EXERCISE INSTRUCTIONS =
Select from the records below every line that has the word "title" in it.

DATA FOR REVIEW =
== Segment start ==
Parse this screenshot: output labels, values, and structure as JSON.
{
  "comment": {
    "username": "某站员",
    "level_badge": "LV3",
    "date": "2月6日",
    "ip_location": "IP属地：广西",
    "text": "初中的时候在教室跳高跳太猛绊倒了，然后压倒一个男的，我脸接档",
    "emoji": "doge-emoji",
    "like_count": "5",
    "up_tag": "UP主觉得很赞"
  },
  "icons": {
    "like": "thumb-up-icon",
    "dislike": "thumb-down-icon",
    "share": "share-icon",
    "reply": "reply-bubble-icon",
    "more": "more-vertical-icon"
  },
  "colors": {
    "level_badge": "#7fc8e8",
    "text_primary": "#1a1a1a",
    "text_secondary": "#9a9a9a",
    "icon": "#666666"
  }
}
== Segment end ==
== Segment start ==
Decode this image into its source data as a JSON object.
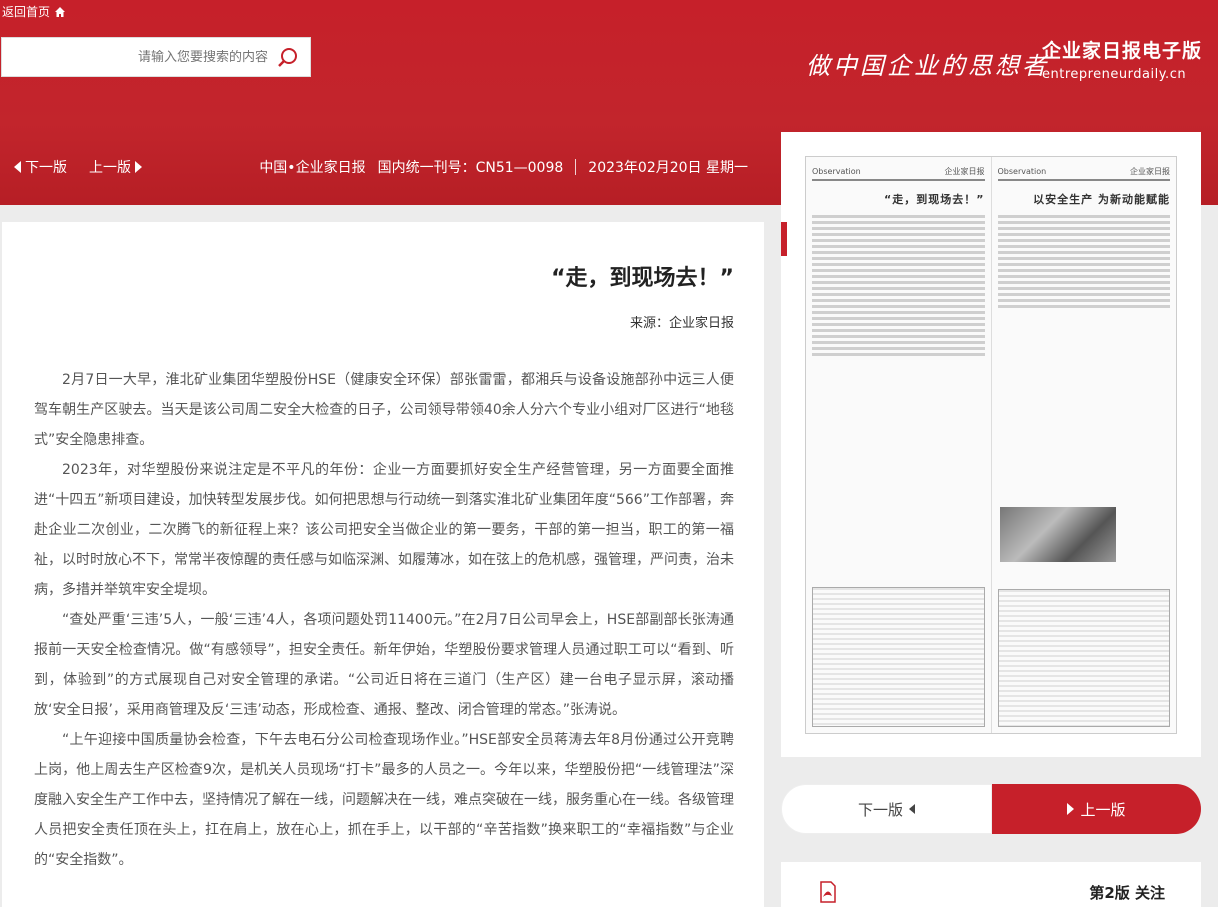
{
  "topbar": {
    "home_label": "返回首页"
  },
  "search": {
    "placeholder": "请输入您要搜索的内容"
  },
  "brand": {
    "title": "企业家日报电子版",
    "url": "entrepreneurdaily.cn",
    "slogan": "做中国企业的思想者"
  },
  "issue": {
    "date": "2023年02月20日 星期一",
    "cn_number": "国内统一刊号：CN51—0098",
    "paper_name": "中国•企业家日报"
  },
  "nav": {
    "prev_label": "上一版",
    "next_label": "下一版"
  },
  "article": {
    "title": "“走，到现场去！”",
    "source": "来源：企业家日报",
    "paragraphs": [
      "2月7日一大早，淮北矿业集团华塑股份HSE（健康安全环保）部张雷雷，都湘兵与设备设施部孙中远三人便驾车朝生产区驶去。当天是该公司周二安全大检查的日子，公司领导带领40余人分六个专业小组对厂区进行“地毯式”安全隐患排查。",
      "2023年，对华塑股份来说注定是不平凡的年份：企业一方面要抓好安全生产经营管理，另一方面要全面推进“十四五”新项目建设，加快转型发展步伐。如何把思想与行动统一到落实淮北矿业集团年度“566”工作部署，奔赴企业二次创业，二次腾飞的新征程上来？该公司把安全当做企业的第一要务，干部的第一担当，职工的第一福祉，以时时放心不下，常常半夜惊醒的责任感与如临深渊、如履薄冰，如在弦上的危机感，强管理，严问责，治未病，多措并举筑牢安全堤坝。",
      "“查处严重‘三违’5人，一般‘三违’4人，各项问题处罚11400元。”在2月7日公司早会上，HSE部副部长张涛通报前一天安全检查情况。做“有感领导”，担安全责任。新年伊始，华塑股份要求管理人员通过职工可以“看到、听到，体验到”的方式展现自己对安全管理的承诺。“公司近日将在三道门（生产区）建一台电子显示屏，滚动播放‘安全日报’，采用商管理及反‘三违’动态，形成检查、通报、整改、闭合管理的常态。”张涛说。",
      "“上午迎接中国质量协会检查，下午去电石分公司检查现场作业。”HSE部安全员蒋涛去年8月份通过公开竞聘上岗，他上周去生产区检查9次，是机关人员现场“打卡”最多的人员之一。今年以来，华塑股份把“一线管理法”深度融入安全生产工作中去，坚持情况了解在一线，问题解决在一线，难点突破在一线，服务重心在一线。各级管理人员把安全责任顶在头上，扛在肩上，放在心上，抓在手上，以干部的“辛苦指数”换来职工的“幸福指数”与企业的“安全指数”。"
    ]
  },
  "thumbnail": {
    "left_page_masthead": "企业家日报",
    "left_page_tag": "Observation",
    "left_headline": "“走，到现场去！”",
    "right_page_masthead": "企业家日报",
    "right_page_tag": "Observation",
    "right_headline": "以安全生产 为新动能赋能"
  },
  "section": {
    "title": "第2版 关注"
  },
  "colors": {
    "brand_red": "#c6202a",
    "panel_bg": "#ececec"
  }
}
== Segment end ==
SOLUTION FOR THIS PROBLEM =
    "title": "企业家日报电子版",
    "title": "“走，到现场去！”",
    "title": "第2版 关注"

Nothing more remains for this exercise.